Records excerpted from a collection:
# # # # #
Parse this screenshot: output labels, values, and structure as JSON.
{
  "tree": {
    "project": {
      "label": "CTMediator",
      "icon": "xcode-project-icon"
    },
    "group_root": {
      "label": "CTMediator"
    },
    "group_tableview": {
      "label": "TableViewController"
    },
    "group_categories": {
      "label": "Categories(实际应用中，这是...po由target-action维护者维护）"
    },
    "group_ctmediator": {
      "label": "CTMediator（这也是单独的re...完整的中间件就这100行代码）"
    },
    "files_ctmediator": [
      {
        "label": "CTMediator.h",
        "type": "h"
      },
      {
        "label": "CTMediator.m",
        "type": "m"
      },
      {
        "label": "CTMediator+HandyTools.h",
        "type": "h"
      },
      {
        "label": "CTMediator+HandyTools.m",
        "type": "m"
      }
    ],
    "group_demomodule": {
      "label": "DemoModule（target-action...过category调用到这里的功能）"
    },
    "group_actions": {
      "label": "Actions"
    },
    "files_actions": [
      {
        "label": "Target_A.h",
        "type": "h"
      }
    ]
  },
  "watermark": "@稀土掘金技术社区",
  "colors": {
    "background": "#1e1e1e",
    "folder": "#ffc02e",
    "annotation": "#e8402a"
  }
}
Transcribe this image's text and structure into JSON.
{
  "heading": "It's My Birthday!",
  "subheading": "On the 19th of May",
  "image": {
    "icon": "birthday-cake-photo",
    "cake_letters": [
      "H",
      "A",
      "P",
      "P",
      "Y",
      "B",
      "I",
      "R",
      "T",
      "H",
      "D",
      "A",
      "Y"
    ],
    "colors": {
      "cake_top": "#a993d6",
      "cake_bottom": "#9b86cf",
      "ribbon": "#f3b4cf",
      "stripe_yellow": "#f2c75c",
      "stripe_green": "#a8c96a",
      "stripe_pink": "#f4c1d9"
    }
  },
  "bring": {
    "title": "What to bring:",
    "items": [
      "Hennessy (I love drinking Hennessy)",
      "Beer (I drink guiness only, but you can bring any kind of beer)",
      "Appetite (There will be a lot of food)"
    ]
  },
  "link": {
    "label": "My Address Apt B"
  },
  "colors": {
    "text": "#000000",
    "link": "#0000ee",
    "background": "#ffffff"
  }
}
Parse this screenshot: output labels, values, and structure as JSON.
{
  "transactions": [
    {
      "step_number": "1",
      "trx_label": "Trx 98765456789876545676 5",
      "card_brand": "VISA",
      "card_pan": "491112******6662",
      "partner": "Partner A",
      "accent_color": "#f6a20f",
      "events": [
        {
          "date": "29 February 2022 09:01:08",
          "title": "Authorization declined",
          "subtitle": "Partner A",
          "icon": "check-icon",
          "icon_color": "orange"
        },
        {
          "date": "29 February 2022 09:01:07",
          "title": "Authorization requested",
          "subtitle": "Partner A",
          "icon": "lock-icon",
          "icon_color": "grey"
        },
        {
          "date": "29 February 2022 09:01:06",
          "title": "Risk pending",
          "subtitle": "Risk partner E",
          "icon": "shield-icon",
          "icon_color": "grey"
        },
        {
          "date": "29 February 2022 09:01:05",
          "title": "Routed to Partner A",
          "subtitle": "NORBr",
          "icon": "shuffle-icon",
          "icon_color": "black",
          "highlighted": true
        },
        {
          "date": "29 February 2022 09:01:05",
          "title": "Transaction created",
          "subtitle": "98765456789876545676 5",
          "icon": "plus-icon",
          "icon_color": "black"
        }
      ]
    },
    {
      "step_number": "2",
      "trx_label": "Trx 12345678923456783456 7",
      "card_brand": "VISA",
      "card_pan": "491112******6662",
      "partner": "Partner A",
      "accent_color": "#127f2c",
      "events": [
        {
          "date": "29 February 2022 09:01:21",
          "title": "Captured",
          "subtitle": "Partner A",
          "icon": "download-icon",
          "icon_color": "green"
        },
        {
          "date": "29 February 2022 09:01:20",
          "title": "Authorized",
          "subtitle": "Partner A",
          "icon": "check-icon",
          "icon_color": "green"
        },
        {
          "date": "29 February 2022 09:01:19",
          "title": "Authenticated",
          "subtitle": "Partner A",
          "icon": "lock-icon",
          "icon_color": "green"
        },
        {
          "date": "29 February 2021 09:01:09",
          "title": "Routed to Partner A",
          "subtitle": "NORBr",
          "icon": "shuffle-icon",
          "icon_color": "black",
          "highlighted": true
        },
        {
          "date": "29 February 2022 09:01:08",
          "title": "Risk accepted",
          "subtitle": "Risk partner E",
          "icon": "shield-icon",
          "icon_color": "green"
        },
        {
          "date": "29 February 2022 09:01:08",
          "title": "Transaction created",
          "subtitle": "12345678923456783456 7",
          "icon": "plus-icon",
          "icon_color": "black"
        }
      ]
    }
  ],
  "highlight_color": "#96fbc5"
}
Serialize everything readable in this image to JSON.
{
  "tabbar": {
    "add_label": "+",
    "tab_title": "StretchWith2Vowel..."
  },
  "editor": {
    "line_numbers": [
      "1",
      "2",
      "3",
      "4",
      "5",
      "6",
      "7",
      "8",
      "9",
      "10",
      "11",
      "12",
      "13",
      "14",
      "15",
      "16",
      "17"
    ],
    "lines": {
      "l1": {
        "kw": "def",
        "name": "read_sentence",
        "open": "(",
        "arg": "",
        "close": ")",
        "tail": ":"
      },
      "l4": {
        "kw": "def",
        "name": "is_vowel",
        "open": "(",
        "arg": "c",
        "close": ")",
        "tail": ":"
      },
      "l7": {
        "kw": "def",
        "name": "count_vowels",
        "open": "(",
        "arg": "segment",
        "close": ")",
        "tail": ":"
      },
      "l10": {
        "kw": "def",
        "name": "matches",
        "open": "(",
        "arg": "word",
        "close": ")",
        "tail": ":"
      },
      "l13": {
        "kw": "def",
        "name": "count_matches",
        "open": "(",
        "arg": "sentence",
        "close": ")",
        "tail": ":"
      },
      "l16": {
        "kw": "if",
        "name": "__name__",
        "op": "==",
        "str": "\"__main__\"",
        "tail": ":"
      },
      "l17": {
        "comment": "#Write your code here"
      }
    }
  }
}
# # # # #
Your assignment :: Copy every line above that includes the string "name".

Answer space ::
        "name": "read_sentence",
        "name": "is_vowel",
        "name": "count_vowels",
        "name": "matches",
        "name": "count_matches",
        "name": "__name__",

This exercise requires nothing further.